To George Whitefield
ALS: The John Rylands Library, Manchester
New York, July 2. 1756
I received your Favour of the 24th. of February9 with great Pleasure, as it inform’d me of your Welfare, and express’d your continu’d Regard for me. I thank you for the Pamphlet you enclos’d to me. As we had just observ’d a Provincial Fast on the same Occasion, I thought it very seasonable to be publish’d in Pensilvania, and accordingly reprinted it immediately.1

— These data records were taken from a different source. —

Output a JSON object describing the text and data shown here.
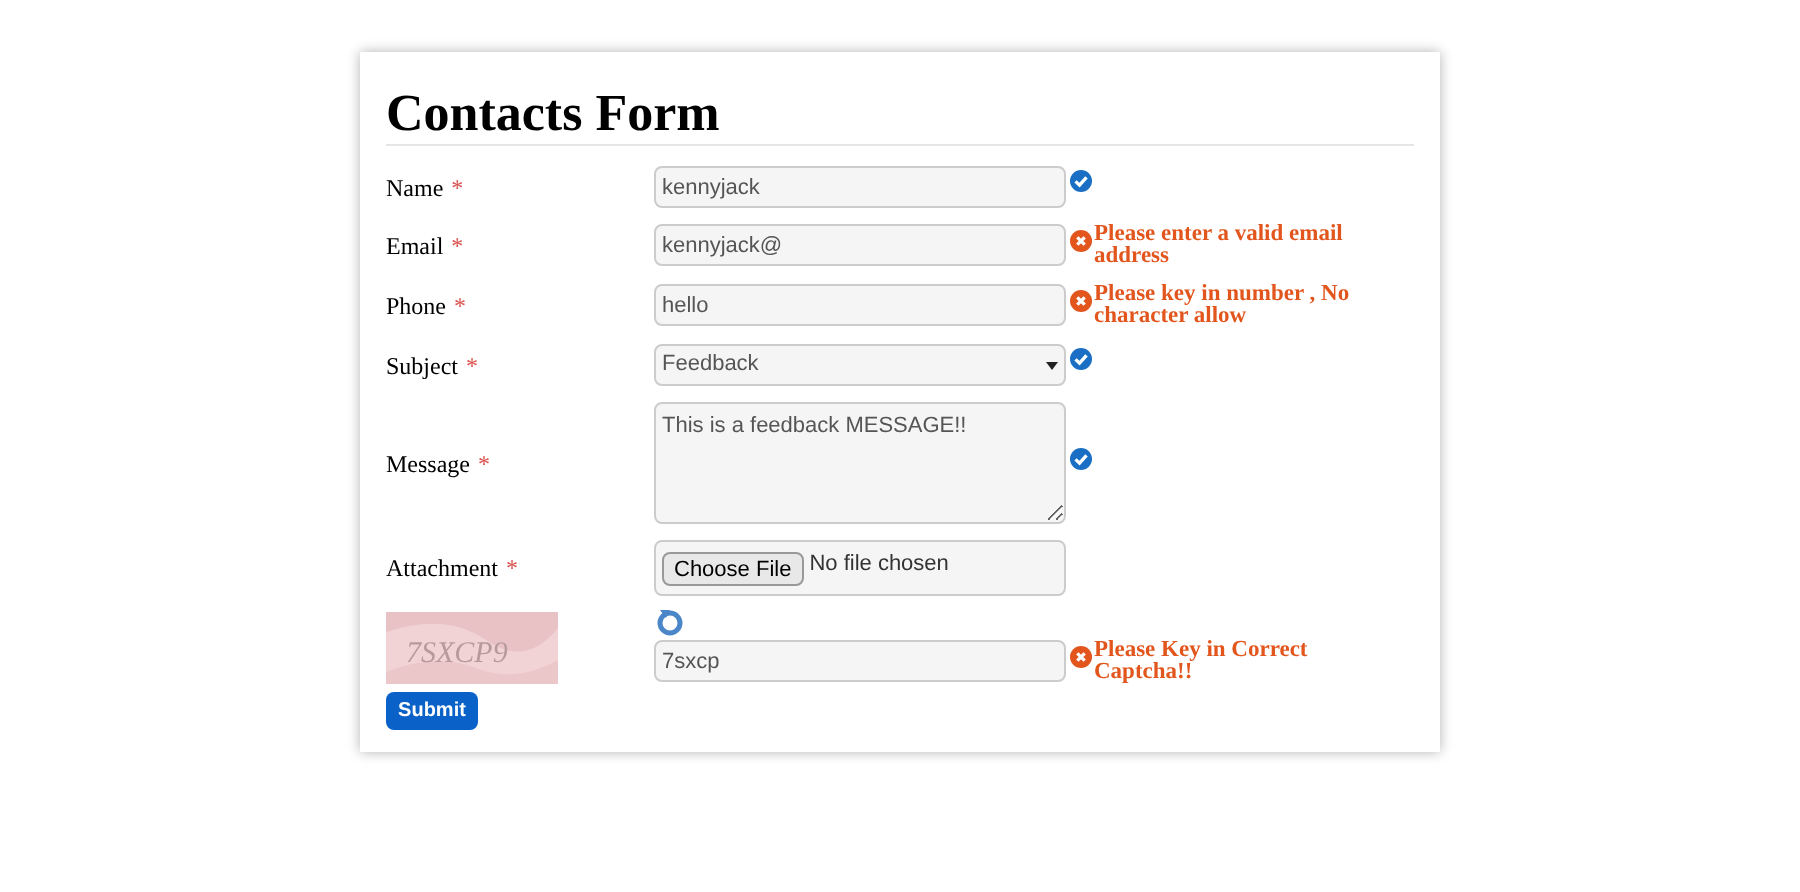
{
  "title": "Contacts Form",
  "fields": [
    {
      "kind": "text",
      "label": "Name",
      "required_mark": "*",
      "value": "kennyjack",
      "valid": true
    },
    {
      "kind": "text",
      "label": "Email",
      "required_mark": "*",
      "value": "kennyjack@",
      "valid": false,
      "error": "Please enter a valid email address"
    },
    {
      "kind": "text",
      "label": "Phone",
      "required_mark": "*",
      "value": "hello",
      "valid": false,
      "error": "Please key in number , No character allow"
    },
    {
      "kind": "select",
      "label": "Subject",
      "required_mark": "*",
      "value": "Feedback",
      "valid": true
    },
    {
      "kind": "textarea",
      "label": "Message",
      "required_mark": "*",
      "value": "This is a feedback MESSAGE!!",
      "valid": true
    },
    {
      "kind": "file",
      "label": "Attachment",
      "required_mark": "*",
      "button": "Choose File",
      "value": "No file chosen"
    }
  ],
  "captcha": {
    "code": "7SXCP9",
    "value": "7sxcp",
    "valid": false,
    "error": "Please Key in Correct Captcha!!"
  },
  "submit": "Submit"
}
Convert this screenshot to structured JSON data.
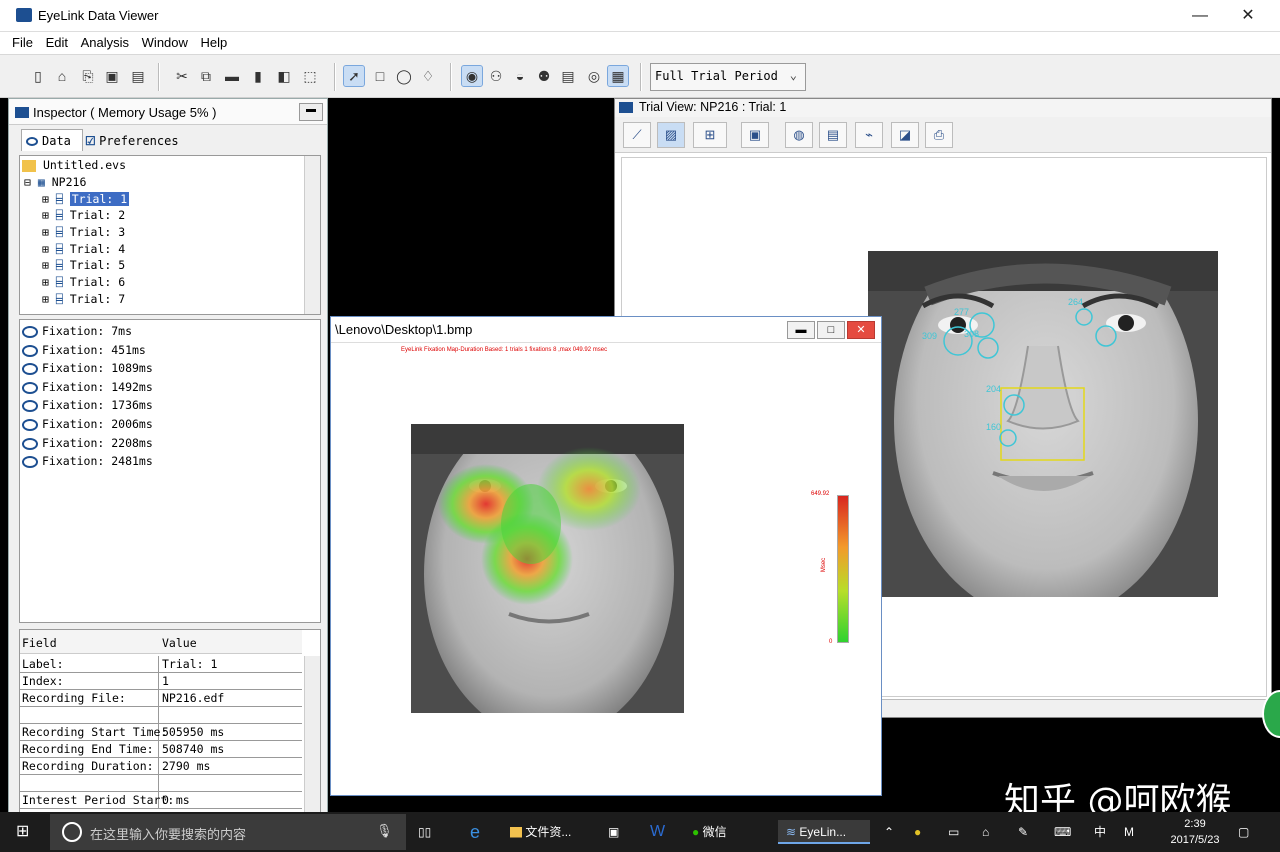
{
  "window": {
    "title": "EyeLink Data Viewer",
    "minimize": "—",
    "close": "✕"
  },
  "menu": [
    "File",
    "Edit",
    "Analysis",
    "Window",
    "Help"
  ],
  "toolbar": {
    "period_select": "Full Trial Period"
  },
  "inspector": {
    "title": "Inspector ( Memory Usage 5% )",
    "tabs": {
      "data": "Data",
      "preferences": "Preferences"
    },
    "tree": {
      "root": "Untitled.evs",
      "session": "NP216",
      "trials": [
        "Trial: 1",
        "Trial: 2",
        "Trial: 3",
        "Trial: 4",
        "Trial: 5",
        "Trial: 6",
        "Trial: 7"
      ]
    },
    "events": [
      "Fixation: 7ms",
      "Fixation: 451ms",
      "Fixation: 1089ms",
      "Fixation: 1492ms",
      "Fixation: 1736ms",
      "Fixation: 2006ms",
      "Fixation: 2208ms",
      "Fixation: 2481ms"
    ],
    "properties": {
      "header": {
        "field": "Field",
        "value": "Value"
      },
      "rows": [
        {
          "field": "Label:",
          "value": "Trial: 1"
        },
        {
          "field": "Index:",
          "value": "1"
        },
        {
          "field": "Recording File:",
          "value": "NP216.edf"
        },
        {
          "field": "",
          "value": ""
        },
        {
          "field": "Recording Start Time:",
          "value": "505950 ms"
        },
        {
          "field": "Recording End Time:",
          "value": "508740 ms"
        },
        {
          "field": "Recording Duration:",
          "value": "2790 ms"
        },
        {
          "field": "",
          "value": ""
        },
        {
          "field": "Interest Period Start:",
          "value": "0 ms"
        }
      ]
    }
  },
  "trial_view": {
    "title": "Trial View: NP216 : Trial: 1"
  },
  "heatmap_window": {
    "title": "\\Lenovo\\Desktop\\1.bmp",
    "caption": "EyeLink Fixation Map-Duration Based: 1 trials  1 fixations  8 ,max  049.92 msec",
    "scale_max": "649.92",
    "scale_min": "0",
    "scale_label": "Msec"
  },
  "fixation_labels": [
    "277",
    "309",
    "308",
    "264",
    "204",
    "160"
  ],
  "taskbar": {
    "search_placeholder": "在这里输入你要搜索的内容",
    "apps": [
      "文件资...",
      "微信",
      "EyeLin..."
    ],
    "ime": "中",
    "ime2": "M",
    "time": "2:39",
    "date": "2017/5/23"
  },
  "watermark": "知乎 @呵欧猴",
  "colors": {
    "accent": "#1d4f91",
    "heat_high": "#e4312b",
    "heat_low": "#3ad13a",
    "fixation": "#3fc6d6",
    "aoi": "#e3d81a"
  }
}
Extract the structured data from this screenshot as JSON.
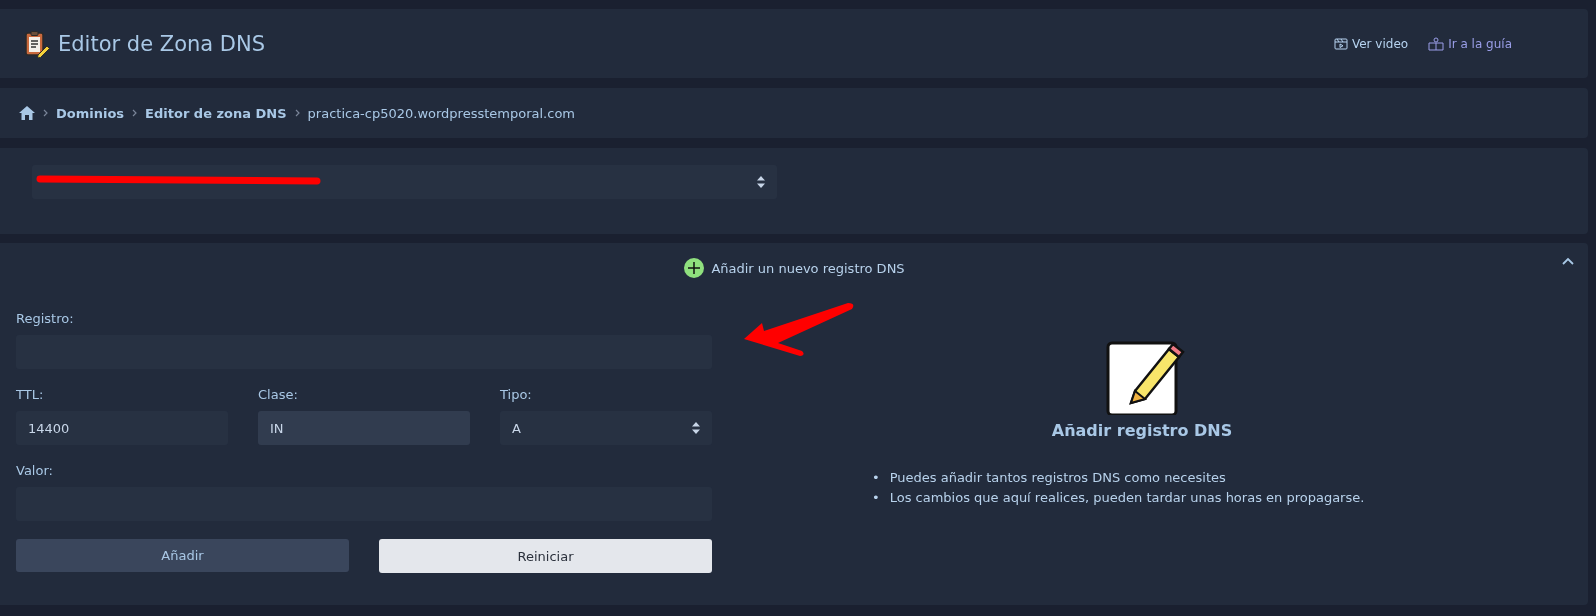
{
  "header": {
    "title": "Editor de Zona DNS",
    "links": [
      {
        "label": "Ver video",
        "kind": "video"
      },
      {
        "label": "Ir a la guía",
        "kind": "guide"
      }
    ]
  },
  "breadcrumb": [
    {
      "label": "Dominios",
      "kind": "link"
    },
    {
      "label": "Editor de zona DNS",
      "kind": "link"
    },
    {
      "label": "practica-cp5020.wordpresstemporal.com",
      "kind": "current"
    }
  ],
  "domain_select": {
    "redacted": true
  },
  "panel": {
    "title": "Añadir un nuevo registro DNS",
    "expanded": true,
    "fields": [
      {
        "label": "Registro:",
        "kind": "text"
      },
      {
        "label": "TTL:",
        "value": "14400",
        "kind": "text"
      },
      {
        "label": "Clase:",
        "value": "IN",
        "kind": "readonly"
      },
      {
        "label": "Tipo:",
        "value": "A",
        "kind": "select"
      },
      {
        "label": "Valor:",
        "kind": "text"
      }
    ],
    "buttons": [
      {
        "label": "Añadir",
        "kind": "primary"
      },
      {
        "label": "Reiniciar",
        "kind": "secondary"
      }
    ],
    "info": {
      "title": "Añadir registro DNS",
      "bullets": [
        {
          "marker": "•",
          "text": "Puedes añadir tantos registros DNS como necesites"
        },
        {
          "marker": "•",
          "text": "Los cambios que aquí realices, pueden tardar unas horas en propagarse."
        }
      ]
    }
  }
}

You mention your frequent Wish that you were a Chaplain to an American Army. I sometimes wish, that you and I were jointly employ’d by the Crown to settle a Colony on the Ohio.2 I imagine we could do it effectually, and without putting the Nation to much Expence. But I fear we shall never be call’d upon for such a Service. What a glorious Thing it would be, to settle in that fine Country a large Strong Body of Religious and Industrious People! What a Security to the other Colonies; and Advantage to Britain, by Increasing her People, Territory, Strength and Commerce. Might it not greatly facilitate the Introduction of pure Religion among the Heathen, if we could, by such a Colony, show them a better Sample of Christians than they commonly see in our Indian Traders, the most vicious and abandoned Wretches of our Nation?3 Life, like a dramatic Piece, should not only be conducted with Regularity, but methinks it should finish handsomely. Being now in the last Act, I begin to cast about for something fit to end with. Or if mine be more properly compar’d to an Epigram, as some of its few Lines are but barely tolerable, I am very desirous of concluding with a bright Point. In such an Enterprize I could spend the Remainder of Life with Pleasure; and I firmly believe God would bless us with Success, if we undertook it with a sincere Regard to his Honour, the Service of our gracious King, and (which is the same thing) the Publick Good.
I thank you cordially for your generous Benefaction to the German Schools.4 They go on pretty well, and will do better, when Mr. Smith, who has at present the principal Care of them, shall learn to mind Party-Writing and Party Politicks less and his proper Business more; which I hope time will bring about.5
I thank you for your good Wishes and Prayers, and am, with the greatest Esteem and Affection, Dear Sir Your most obedient humble Servant
My best Respects to Mrs. Whitefield.
Revd. Mr. Whitefield.
Addressed in another hand: Mr. Williams / No. 10. Stationers Court / Ludgate Hill / London.6
Endorsed: Frankland answerd / B Franklyn / Frankolyn
9. Not found.
1. George Whitefield, A Short Address to Persons of all Denominations, Occasioned by the Alarm of an Intended Invasion (3d edit., London), reprinted by Franklin and Hall, Phila., 1756, advertised in Pa. Gaz., May 27, 1756, “to be published tomorrow.” The “Provincial Fast” had been proclaimed on May 4, 1756, to be observed on May 21. I Pa. Arch., II, 649–51. The pamphlet called for loyalty to the British nation, and a willingness to shed blood to resist the Popish French and their savage Indian allies.
2. See above, V, 456–63, for BF’s earlier plans to found a western colony.
3. Passage of a bill to regulate and eliminate the worst abuses in the Indian trade had been a favorite project of the Pa. Assembly for nearly a year. See above, pp. 254, 451.
4. See above, V, 203–18.
5. See above, pp. 420–2 n, 457, for William Smith’s partisan writings. A favorable mention of Smith’s pamphlet, A Brief View, in Whitefield’s Address mentioned above, and the agreement of the two clergymen about fighting France, make it doubtful that Whitefield shared BF’s contempt for Smith’s role in Pennsylvania’s political disputes, though Whitefield could not have known when he wrote BF that Smith’s political activities were to be so extensive.
6. BF may have sent this letter to one of his London correspondents to forward to the peripatetic evangelist.